The physics of human nature dictates that the longer the state engages in indiscriminate legalized murder, especially when those killings can be documented on video or film and disseminated to the public, the more it stokes the revenge assassinations we witnessed in Dallas. This counterviolence serves the interests of the corporate state. The murder of the five Dallas police officers allows the state to deify its blue-uniformed enforcers, demonize those who protest police killings and justify greater measures of oppression, often in the name of reform. 

Therefore, policing becomes militarized. And the response is also militarized -- a sniper on the rooftop. All of this takes place in a community which lacks empathy:

Neoliberalism, like all utopian ideologies, requires the banishment of empathy. The inability to feel empathy is the portal to an evil often carried out in the name of progress. A world without empathy rejects as an absurdity the call to love your neighbor as yourself. It elevates the cult of the self. It divides the world into winners and losers. It celebrates power and wealth. Those who are discarded by the corporate state, especially poor people of color, are viewed as life unworthy of life. They are denied the dignity of work and financial autonomy. They are denied an education and proper medical care, meaning many die from preventable illnesses. They are criminalized. They are trapped from birth to death in squalid police states. And they are blamed for their own misery. 
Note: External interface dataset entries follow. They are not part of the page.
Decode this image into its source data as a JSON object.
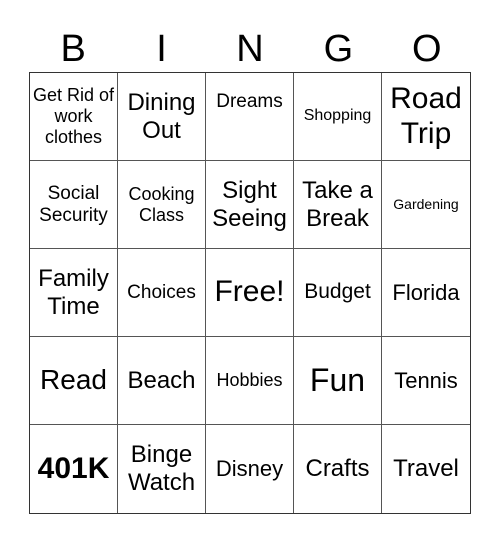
{
  "header": {
    "letters": [
      "B",
      "I",
      "N",
      "G",
      "O"
    ]
  },
  "cells": [
    [
      "Get Rid of work clothes",
      "Dining Out",
      "Dreams",
      "Shopping",
      "Road Trip"
    ],
    [
      "Social Security",
      "Cooking Class",
      "Sight Seeing",
      "Take a Break",
      "Gardening"
    ],
    [
      "Family Time",
      "Choices",
      "Free!",
      "Budget",
      "Florida"
    ],
    [
      "Read",
      "Beach",
      "Hobbies",
      "Fun",
      "Tennis"
    ],
    [
      "401K",
      "Binge Watch",
      "Disney",
      "Crafts",
      "Travel"
    ]
  ]
}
Something to think about in these days following the death of Elie Wiesel.

Image: cnn..com

10 comments:

Kirby Evans said...
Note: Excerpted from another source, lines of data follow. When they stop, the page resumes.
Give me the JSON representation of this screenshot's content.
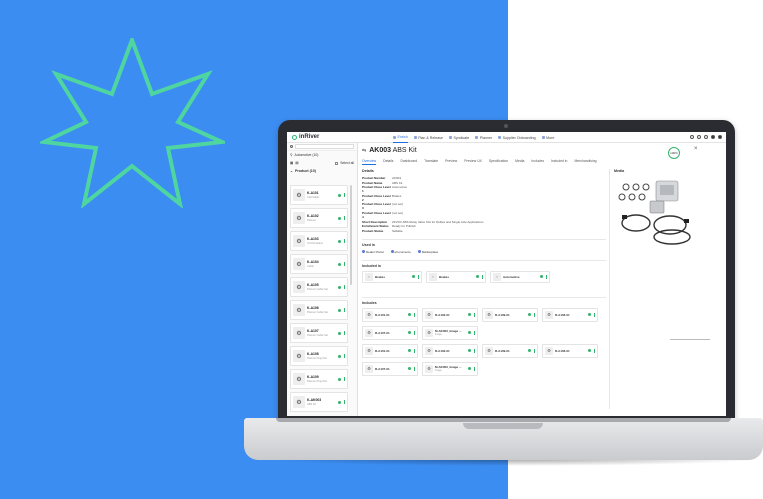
{
  "colors": {
    "background": "#3c8df2",
    "accent": "#1d6fe0",
    "status_ok": "#33b46e",
    "star": "#4fd6a0"
  },
  "app": {
    "logo": "inRiver",
    "nav": [
      {
        "label": "Enrich",
        "active": true,
        "icon": "enrich-icon"
      },
      {
        "label": "Plan & Release",
        "active": false,
        "icon": "plan-icon"
      },
      {
        "label": "Syndicate",
        "active": false,
        "icon": "syndicate-icon"
      },
      {
        "label": "Planner",
        "active": false,
        "icon": "planner-icon"
      },
      {
        "label": "Supplier Onboarding",
        "active": false,
        "icon": "supplier-icon"
      },
      {
        "label": "More",
        "active": false,
        "icon": "grid-icon"
      }
    ]
  },
  "left_panel": {
    "search_placeholder": "",
    "filter_label": "Automotive (10)",
    "select_all_label": "Select all",
    "group_label": "Product (10)",
    "items": [
      {
        "name": "K-A101",
        "sub": "Cell Cable"
      },
      {
        "name": "K-A102",
        "sub": "Planner"
      },
      {
        "name": "K-A103",
        "sub": "Xxl Pendulum"
      },
      {
        "name": "K-A104",
        "sub": "Cable"
      },
      {
        "name": "K-A105",
        "sub": "Planner Cable Set"
      },
      {
        "name": "K-A106",
        "sub": "Planner Cable Set"
      },
      {
        "name": "K-A107",
        "sub": "Planner Cable Set"
      },
      {
        "name": "K-A108",
        "sub": "Planner Plug Kits"
      },
      {
        "name": "K-A109",
        "sub": "Planner Plug Kits"
      },
      {
        "name": "K-AK003",
        "sub": "ABS Kit"
      }
    ]
  },
  "entity": {
    "code": "AK003",
    "name": "ABS Kit",
    "completeness": "100%",
    "tabs": [
      "Overview",
      "Details",
      "Dashboard",
      "Translate",
      "Preview",
      "Preview UX",
      "Specification",
      "Media",
      "Includes",
      "Included in",
      "Merchandising"
    ]
  },
  "details": {
    "title": "Details",
    "fields": [
      {
        "label": "Product Number",
        "value": "AK003"
      },
      {
        "label": "Product Name",
        "value": "ABS Kit"
      },
      {
        "label": "Product Class Level 1",
        "value": "Automotive"
      },
      {
        "label": "Product Class Level 2",
        "value": "Brakes"
      },
      {
        "label": "Product Class Level 3",
        "value": "(not set)"
      },
      {
        "label": "Product Class Level 4",
        "value": "(not set)"
      },
      {
        "label": "Short Description",
        "value": "24V/9V ABS Relay Valve Kits for Dollies and Single Axle Applications"
      },
      {
        "label": "Enrichment Status",
        "value": "Ready for Publish"
      },
      {
        "label": "Product Status",
        "value": "Sellable"
      }
    ]
  },
  "used_in": {
    "title": "Used in",
    "channels": [
      "Dealer Portal",
      "eCommerce",
      "Marketplace"
    ]
  },
  "included_in": {
    "title": "Included in",
    "items": [
      "Brakes",
      "Brakes",
      "Automotive"
    ]
  },
  "includes": {
    "title": "Includes",
    "rows": [
      [
        {
          "name": "R-A101-01",
          "sub": ""
        },
        {
          "name": "R-A102-01",
          "sub": ""
        },
        {
          "name": "R-A109-01",
          "sub": ""
        },
        {
          "name": "R-A106-01",
          "sub": ""
        }
      ],
      [
        {
          "name": "R-A107-01",
          "sub": ""
        },
        {
          "name": "M-AK003_Image ...",
          "sub": "Image"
        }
      ],
      [
        {
          "name": "R-A101-01",
          "sub": ""
        },
        {
          "name": "R-A102-01",
          "sub": ""
        },
        {
          "name": "R-A109-01",
          "sub": ""
        },
        {
          "name": "R-A106-01",
          "sub": ""
        }
      ],
      [
        {
          "name": "R-A107-01",
          "sub": ""
        },
        {
          "name": "M-AK003_Image ...",
          "sub": "Image"
        }
      ]
    ]
  },
  "media": {
    "title": "Media"
  }
}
As far back as the 1960s intellectuals were pointing to a serious "legitimation crisis" in capitalism which, according to thinkers like Habermas, was rooted in the inability of capitalism to 'deliver the goods' to the entire population. According to these theorists, capitalism would increasingly be compelled to militarize and chip away at democratic institutions as the 'relative impoverishment' of the worker (which even Marx had talked about) became more and more clear as inequality increased. Habermas and his generation had been old enough to see the rise of fascism and saw a similar process beginning again as far back as 50 years ago. The problem is that intellectuals are often the canary in the coal mine to which no one pays any attention.

Anonymous said...
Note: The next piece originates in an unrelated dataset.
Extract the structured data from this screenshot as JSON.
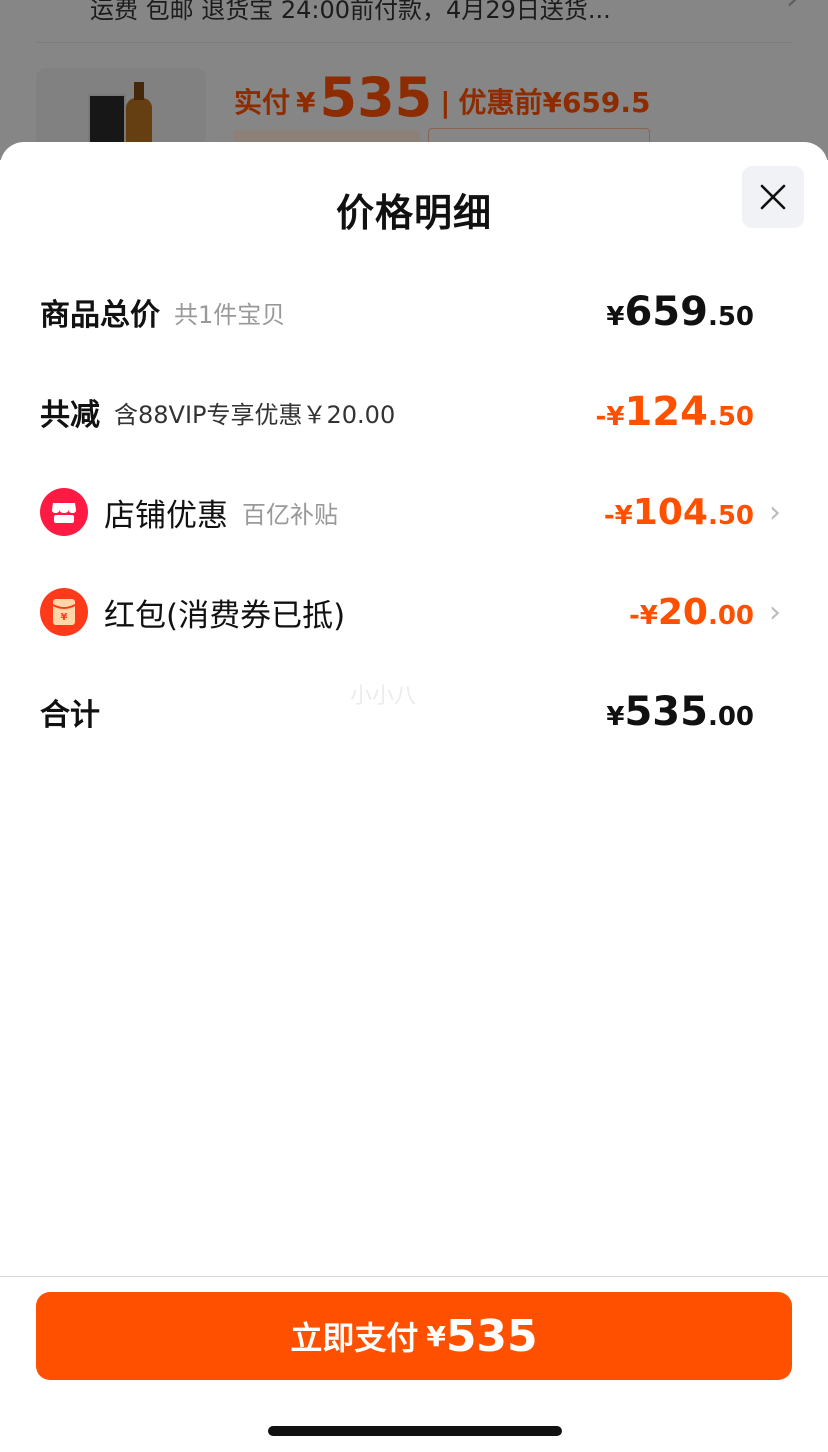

The biggest example of lack of empathy is the public and media's uncritical acceptance of the Dallas police decision to blow up the shooter instead of talking him into surrendering. From now on anyone trapped in a similar situation can assume police are negotiating in bad faith, have no intention of arresting them, and are just waiting for the opportunity to act as judge, jury and executioner by deploying their latest weapon.

Owen Gray said...

It's interesting, Anon, that terrorists are using the bomb as a weapon of choice -- and so are the police.

Owen Gray said...

Unfortunately, Kirby, the general population view intellectuals as eggheads. Who listens to canaries anyway?

The Mound of Sound said...

Every now and then I find myself wondering if Hedges hasn't gone a bit too far in his conclusions and this is one of those situations. When it comes to Dallas it seems everyone wants a bit of the action from far right to moderate to far left and they all seem awfully hurried to stake out their turf.

Owen Gray said...

I understand your caution, Mound. It's wrong to see every cop as a potential fascist. However, just as at least some Canadians worried that the RCMP had become Stephen Harper's enforcers, what's in the air now is a feeling that the cops are under the thumbs of the movers and shakers.

Steve said...

There are constanst alerts from the tin foil crowd that the goverment has been preparing for mass civil unrest for the last few years. Maybe we all need to put on the foil.

Owen Gray said...

Hedges has more or less been suggesting that, Steve.

Toby said...

There are two things in Hedges' article that strike me: the concept of surplus people and mainstream lack of empathy.

Every revolution has a substantial component of surplus people. Review the build up to the French Revolution of 1789 for example. There were an awful lot of hungry people. Hungry, surplus people do not cause revolutions; they provide crowd power for omnipresent ideological activists and demagogues. During my lifetime the world's population has tripled; there are millions of hungry, surplus people and no end of ideological activists and demagogues.

Like most people, I lack empathy. Our world has so many crushing problems as to be overwhelming. One can only listen to so many instances of American's shooting each other while rushing out to buy more guns before simply changing the channel. One can only write so many letters to politicians who ignore them before one stops writing. I could go on about this but I think the multitude of problems is by design. The intent is to overwhelm us, to keep us so busy saving babies that we don't have the time or energy to stop the bastard who is throwing them in the river.

Owen Gray said...

The strategy of keeping people busy always works for awhile, Toby. Until people have had enough. That's when the explosion occurs.